Grazyna, you make a great point. Travel not only introduces us to new places, food, art, but it also enables us to meet new people. I cannot agree more when you say, “what seemed strange and foreign will help you see it as simply…different and enriching.” As Twain insinuated without travel (or at least taking the time to read and learn), people can fall into the trap of narrow-mindedness.
Grazyna17 May 2012
Ohhhh, ohhhhh, ohhhhh Mr. Twain! One cannot but love you! And I do. As many of us know, Mark Twain did not suffer fools gladly, never shied away from expressing his opinions and had unparalled skils of social observation. All this plus his quick wit, auto irony and humor makes him unique and a joy to read.
Talking about reading, I agree with Nicolette that it opens the world of experience to you even if you cannot, or are not inclined to travel. For me reading was a prelude to the future travels as I grew up in the times of socialism in Poland. Our passports were locked up at the police station, and only happy few were allowed to leave the country (under a scrutiny of secret service). Many years later, having lived in three different countries and cultures, and having had opportunity to travel for business and pleasure extensively, I can honestly say that I will continue to travel as long as I can. It simply became a way of life for me.
It’s not so much (or only) about the new sights, smells, food and art – it’s about people. The length of my comment gives me away! Yes, words do come easy to me! But the most intense and thrilling moments during my travels are contacts with others on the road and the locals.
No book knowledge will ever substitute deeper understanding of their ways than that gained in face to face conversations. And believe me, when you learn how to listen, people will tell you interesting stories. Suddenly what seemed strange and foreign will help you see it as simply….different and enriching.
So, fellow travelers, both – you with a luggage and tickets, and those who read, understand and travel in your dreams, UNITE!
Nicolette16 May 2012
Oh, I can certainly relate to keeping to your own daily rituals, and not wanting to deal with jet lag! Reading about travel, or keeping updated on news, allows us to expand our horizons even more. If travel itself isn’t an option, reading has a wonderful quality of transporting you somewhere without physically removing you from your current location.
susanwbailey16 May 2012
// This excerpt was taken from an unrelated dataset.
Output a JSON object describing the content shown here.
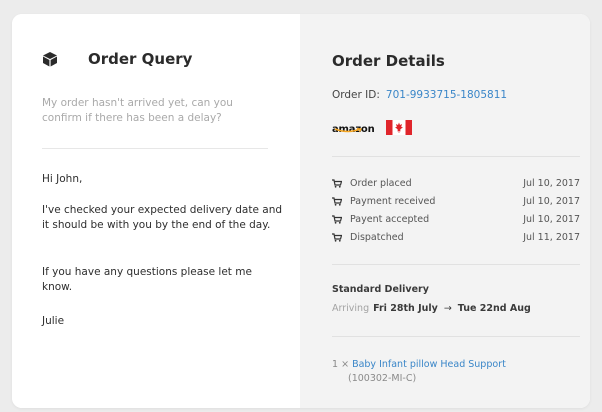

Agreed. And a daily dose of Househunters International! 🙂
Nicolette16 May 2012
Yes! A wonderful show! 🙂
susanwbailey16 May 2012
I haven’t traveled much and now that I’m older, resist the idea because, you know, you have your little rituals and traveling interferes with them (plus the discomfort of the biological clock out of whack and jet lag). I can see though how those rituals make me rigid. Traveling would help to unlock those chains.